I’m probably not making many friends with this post but reading your work aloud can be one of the most effective ways to spot mistakes. First give yourself a day or two of space from when you finished the content then, if possible, print it out, and read it aloud with a red pen in hand. It has been proved that you’re better able to see mistakes on a printed document than reading on a computer screen. Another way to get past writer’s block (mid-piece) is to let a trusted person read it and give you honest and constructive feedback. Remember, just because someone says more than “Loved it!” doesn’t make you a bad writer. It just means you’re being given an opportunity to grow in your craft.
8. Read, read … and then read some more!
One of the other gems in that first university lecture was “READ”. Read anything you can get your hands on. Read old stuff, new stuff.
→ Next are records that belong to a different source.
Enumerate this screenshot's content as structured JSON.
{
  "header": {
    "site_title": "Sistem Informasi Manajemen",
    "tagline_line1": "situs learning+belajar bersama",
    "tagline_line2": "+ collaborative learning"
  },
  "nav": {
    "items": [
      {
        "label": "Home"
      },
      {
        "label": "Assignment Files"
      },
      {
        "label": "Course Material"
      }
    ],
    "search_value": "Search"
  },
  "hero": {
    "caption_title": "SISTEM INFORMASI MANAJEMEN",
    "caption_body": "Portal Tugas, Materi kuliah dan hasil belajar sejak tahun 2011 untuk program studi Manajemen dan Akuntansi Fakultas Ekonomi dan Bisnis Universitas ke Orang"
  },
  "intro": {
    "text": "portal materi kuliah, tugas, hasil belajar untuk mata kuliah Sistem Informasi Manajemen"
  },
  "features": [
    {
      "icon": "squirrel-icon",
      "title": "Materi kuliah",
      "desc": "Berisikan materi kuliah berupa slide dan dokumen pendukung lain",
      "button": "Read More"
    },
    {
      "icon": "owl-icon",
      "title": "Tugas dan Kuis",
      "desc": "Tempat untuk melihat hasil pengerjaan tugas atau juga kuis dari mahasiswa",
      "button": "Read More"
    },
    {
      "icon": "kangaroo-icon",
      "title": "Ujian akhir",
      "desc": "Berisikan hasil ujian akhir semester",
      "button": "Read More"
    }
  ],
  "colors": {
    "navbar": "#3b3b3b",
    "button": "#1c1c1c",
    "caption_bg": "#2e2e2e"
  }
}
Read classics, read trash (if you don’t read both, how are you going to know the difference?). Reading teaches us and inspires us to be better writers. I’ve never met a good writer who wasn’t also completely obsessed with reading. I read in an essay by George Orwell that a true writer needs to have a love affair—to the point of obsession—with words. That was the moment in second year of uni when my choice to become a writer was confirmed.
9. Take a break
This is more for those stuck in the middle of their writing pieces, because of course you can’t take a break from something you never started. If you haven’t yet begun, SKIP this step and don’t apply it, or you’ll never write. Finish your break and start working!
If you’re stuck in the middle, get up from your chair or couch and get out and do some exercise, work on a jigsaw puzzle, draw, eat something, play a video game – sometimes we can all get in our head and we just need something to snap us out of our funk.
10. Play 20 Questions with your main character
If you’re specifically stuck with a character, write out a big list of questions about your character and then answer them – including really specific things like bra size, hair texture and the foods they secretly hate. As I said to my friend and fellow writer, Emily, when she was stuck with a story: Your character is usually already there – they just need to be uncovered. Once you start to really get to know your character – they’ll decide what their next move in the story is and you just follow their lead.
11. Find a fresh angle
If you’ve written a scene and don’t like it, rewrite it in a completely different way (or from another character’s perspective) and see if you can come at it from a different angle. If I try to swap in words here and there to my original paragraph, I can often find myself demotivated to come up with anything fresh, but starting the same section anew forces me to think of something original. Then make it a competition and the inferior version gets cut while the best version earns a place in your content.
12. Let someone else drive for a while
This one is a bit unorthodox but, oh well, it works for me. If you’re halfway through a story or piece of fiction and can’t figure out where to go next, get a family member or friend (preferably one who is not a writer at all) to read only the last paragraph and then continue on with the story for a few paragraphs (or pages). They can change the story as much as they want and make it as ridiculous as they like.
It may sound crazy, but when I was drafting my first novel in high school, my siblings (who are not writers, no offence) used to take over when I got stuck and write the craziest scenes – leprechauns were mentioned – and somehow after reading them and laughing, I was able to get back on track. Maybe I’m crazy. But don’t knock it till you’ve tried it.
13. Just write!
My final tip is so obvious – it’s that the best way to overcome writer’s block is to just write (dammit!). Open a notebook or Word Document or Google Doc right now and just start writing. Are you doing it?
You won’t regret it – promise.
Images (all sourced 9 February 2019):